Near-field infrared microscopy makes it possible to study the propagation of surface waves. Near-field images with amplitude and phase resolution reveal local interference effects and allow the determination of a complex wave vector of surface waves. Surface waves can be excited in the mid-infrared region (e.g. metal structures on silicon carbide (SiC) crystals, promoting surface phonon polaritons (SPhP)).
The topographic image shows the circular structure used to excite SPhPs. SPhPs propagate perpendicular to the edge of the metal film and the curved structure leads to the focusing effect of the waves. The near-field amplitude image clearly reveals a locally amplified signal about 40 µm away from this structure. It can be noticed that the metal structure is illuminated by a plane wave (used to excite SPhPs), which interfere with the surface wave field.
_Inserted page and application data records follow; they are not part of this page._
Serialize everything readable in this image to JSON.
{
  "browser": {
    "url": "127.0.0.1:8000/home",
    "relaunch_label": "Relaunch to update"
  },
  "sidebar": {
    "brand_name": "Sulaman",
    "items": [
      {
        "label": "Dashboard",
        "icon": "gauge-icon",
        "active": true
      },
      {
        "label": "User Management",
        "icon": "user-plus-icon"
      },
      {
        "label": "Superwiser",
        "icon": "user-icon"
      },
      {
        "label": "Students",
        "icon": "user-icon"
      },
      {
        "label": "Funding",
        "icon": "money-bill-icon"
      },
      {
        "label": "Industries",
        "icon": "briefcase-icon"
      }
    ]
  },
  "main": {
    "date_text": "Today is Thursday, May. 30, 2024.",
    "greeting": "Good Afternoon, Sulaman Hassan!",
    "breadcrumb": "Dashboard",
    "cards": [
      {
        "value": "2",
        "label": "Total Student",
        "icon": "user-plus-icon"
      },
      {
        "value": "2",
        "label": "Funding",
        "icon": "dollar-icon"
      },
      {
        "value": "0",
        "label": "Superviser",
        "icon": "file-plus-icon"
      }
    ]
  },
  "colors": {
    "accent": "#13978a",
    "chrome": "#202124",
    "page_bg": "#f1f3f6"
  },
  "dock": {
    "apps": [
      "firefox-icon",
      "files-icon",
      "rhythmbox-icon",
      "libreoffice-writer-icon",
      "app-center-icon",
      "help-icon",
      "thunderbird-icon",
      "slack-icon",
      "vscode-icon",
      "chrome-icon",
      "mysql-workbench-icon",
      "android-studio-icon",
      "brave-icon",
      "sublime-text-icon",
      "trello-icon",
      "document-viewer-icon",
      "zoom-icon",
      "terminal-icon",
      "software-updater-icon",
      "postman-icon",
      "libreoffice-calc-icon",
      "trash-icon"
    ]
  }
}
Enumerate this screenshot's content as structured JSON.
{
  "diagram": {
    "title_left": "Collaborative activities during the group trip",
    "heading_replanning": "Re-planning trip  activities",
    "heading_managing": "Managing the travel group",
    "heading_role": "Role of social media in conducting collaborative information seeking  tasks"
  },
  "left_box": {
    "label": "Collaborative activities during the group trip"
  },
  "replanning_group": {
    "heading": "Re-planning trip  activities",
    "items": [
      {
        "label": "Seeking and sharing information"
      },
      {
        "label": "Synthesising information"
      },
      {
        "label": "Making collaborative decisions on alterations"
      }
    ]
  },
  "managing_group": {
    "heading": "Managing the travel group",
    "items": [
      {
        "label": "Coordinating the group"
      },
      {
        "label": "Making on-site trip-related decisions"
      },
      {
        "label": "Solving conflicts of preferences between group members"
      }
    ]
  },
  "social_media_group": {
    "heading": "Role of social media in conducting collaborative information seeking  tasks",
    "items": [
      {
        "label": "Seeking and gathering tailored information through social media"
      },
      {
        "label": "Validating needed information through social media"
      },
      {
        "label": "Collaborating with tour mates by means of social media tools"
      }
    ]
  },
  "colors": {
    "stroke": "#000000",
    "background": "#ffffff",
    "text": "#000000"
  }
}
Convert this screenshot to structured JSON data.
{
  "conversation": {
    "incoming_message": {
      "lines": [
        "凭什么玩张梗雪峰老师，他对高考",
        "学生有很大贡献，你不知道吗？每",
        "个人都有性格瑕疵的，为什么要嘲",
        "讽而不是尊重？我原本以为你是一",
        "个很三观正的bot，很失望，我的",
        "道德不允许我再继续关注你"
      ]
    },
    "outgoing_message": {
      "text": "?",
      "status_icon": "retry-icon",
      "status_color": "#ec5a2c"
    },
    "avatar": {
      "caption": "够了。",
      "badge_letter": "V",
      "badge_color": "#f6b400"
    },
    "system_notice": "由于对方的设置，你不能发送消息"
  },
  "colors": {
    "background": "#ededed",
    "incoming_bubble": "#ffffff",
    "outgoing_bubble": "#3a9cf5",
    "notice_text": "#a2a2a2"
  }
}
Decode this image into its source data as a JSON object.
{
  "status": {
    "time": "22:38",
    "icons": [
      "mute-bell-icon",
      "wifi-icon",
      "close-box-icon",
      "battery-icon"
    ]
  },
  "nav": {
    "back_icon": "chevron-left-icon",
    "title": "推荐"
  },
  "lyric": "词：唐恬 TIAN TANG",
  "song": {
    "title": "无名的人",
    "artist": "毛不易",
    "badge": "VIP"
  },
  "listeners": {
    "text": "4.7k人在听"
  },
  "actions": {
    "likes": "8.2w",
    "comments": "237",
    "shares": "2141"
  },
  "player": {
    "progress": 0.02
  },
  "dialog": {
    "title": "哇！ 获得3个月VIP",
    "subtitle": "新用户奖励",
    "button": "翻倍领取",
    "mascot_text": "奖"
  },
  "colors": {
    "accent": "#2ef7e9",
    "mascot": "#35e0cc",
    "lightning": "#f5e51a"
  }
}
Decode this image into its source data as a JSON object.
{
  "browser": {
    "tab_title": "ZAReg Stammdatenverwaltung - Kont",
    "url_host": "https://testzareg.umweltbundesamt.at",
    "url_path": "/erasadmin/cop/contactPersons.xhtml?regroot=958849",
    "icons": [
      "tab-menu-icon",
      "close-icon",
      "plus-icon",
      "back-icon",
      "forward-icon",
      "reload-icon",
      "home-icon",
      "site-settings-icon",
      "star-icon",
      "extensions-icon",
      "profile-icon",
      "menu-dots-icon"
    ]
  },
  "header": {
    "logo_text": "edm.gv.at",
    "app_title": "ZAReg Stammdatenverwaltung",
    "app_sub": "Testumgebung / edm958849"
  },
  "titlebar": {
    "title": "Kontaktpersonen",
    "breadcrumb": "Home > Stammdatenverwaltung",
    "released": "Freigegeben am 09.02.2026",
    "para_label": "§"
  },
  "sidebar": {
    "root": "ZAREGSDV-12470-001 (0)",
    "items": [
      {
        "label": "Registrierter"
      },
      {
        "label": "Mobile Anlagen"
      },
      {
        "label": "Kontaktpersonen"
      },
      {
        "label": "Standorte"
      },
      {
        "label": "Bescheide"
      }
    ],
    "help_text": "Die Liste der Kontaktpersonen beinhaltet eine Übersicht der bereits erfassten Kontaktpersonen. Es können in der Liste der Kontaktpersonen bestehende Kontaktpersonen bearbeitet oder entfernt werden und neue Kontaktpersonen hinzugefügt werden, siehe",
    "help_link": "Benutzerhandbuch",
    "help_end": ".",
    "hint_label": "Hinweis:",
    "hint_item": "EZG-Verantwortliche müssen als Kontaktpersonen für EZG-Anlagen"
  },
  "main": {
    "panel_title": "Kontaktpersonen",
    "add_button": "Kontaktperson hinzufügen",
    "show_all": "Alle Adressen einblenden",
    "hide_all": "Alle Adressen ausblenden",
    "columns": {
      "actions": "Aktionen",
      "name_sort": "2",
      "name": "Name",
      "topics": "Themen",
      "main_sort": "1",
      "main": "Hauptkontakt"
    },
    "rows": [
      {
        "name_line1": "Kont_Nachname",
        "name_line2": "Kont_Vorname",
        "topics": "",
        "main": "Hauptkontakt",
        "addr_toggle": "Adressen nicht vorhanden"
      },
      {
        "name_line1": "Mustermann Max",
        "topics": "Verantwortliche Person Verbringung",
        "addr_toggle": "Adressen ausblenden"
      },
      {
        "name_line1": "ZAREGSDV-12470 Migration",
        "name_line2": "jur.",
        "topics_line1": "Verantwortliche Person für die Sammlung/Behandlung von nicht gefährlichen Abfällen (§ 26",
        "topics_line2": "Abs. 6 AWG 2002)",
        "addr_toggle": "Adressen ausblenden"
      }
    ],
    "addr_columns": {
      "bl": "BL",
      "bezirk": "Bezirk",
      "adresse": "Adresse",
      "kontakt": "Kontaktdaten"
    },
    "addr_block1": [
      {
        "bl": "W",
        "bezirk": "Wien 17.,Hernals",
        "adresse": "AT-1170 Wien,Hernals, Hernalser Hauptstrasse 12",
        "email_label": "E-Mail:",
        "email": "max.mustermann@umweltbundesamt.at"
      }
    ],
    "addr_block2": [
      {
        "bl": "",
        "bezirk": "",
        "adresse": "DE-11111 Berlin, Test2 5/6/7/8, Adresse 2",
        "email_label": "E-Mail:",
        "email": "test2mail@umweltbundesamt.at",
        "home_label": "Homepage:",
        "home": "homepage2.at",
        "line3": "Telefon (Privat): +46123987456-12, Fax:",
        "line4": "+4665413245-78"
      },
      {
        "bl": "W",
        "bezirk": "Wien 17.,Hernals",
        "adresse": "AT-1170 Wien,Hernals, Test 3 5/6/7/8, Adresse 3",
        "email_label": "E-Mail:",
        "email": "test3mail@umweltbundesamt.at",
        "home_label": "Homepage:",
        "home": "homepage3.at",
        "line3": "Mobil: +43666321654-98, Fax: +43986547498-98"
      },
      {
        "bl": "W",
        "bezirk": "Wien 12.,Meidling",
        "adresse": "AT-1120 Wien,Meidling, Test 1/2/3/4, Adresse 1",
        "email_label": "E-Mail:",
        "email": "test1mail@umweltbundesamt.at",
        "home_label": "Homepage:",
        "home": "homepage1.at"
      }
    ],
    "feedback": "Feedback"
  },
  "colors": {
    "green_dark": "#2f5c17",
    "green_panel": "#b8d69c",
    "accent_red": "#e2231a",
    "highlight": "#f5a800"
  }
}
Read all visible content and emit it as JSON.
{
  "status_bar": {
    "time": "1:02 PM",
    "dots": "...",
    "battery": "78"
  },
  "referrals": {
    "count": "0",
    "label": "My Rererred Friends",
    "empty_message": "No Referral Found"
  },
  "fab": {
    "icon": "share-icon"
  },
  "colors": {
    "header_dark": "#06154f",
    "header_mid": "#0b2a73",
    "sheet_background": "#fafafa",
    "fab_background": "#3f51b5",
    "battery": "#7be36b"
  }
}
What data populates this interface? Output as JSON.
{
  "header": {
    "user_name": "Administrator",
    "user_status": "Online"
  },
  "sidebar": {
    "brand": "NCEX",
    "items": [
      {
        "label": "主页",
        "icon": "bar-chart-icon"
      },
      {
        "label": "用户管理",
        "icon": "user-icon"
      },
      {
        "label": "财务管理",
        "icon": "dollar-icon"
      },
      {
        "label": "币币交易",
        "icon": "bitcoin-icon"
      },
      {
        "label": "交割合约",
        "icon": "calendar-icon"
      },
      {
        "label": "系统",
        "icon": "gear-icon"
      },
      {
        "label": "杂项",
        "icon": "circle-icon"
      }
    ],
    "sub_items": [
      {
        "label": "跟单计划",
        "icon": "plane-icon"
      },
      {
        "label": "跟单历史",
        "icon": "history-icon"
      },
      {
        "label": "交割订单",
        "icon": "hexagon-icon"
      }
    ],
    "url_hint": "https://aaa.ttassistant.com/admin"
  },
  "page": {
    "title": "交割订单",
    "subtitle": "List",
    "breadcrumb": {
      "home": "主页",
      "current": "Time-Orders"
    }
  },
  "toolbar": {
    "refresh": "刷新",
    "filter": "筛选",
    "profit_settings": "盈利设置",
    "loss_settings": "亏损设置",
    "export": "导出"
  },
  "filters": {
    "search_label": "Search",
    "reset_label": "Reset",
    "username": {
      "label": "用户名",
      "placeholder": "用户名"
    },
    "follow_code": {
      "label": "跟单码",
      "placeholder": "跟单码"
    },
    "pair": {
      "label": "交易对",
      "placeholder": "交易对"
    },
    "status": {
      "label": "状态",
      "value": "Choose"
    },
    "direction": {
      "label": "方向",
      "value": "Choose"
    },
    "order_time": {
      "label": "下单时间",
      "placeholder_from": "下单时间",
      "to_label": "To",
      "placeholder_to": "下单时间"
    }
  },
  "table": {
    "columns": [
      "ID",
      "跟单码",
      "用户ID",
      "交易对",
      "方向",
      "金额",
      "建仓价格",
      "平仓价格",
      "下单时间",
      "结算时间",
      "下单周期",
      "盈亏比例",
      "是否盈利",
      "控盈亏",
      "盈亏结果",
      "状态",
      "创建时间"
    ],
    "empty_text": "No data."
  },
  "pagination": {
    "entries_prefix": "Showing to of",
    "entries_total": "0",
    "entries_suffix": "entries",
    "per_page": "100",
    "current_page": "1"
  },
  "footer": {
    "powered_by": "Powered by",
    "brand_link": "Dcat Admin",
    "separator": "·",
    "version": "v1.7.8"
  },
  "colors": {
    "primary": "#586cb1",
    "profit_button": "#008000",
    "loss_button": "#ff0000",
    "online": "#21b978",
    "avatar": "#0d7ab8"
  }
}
Near-field infrared microscopy can thus be used effectively for amplitude and phase-resolved studies (e.g. "spoof plasmons").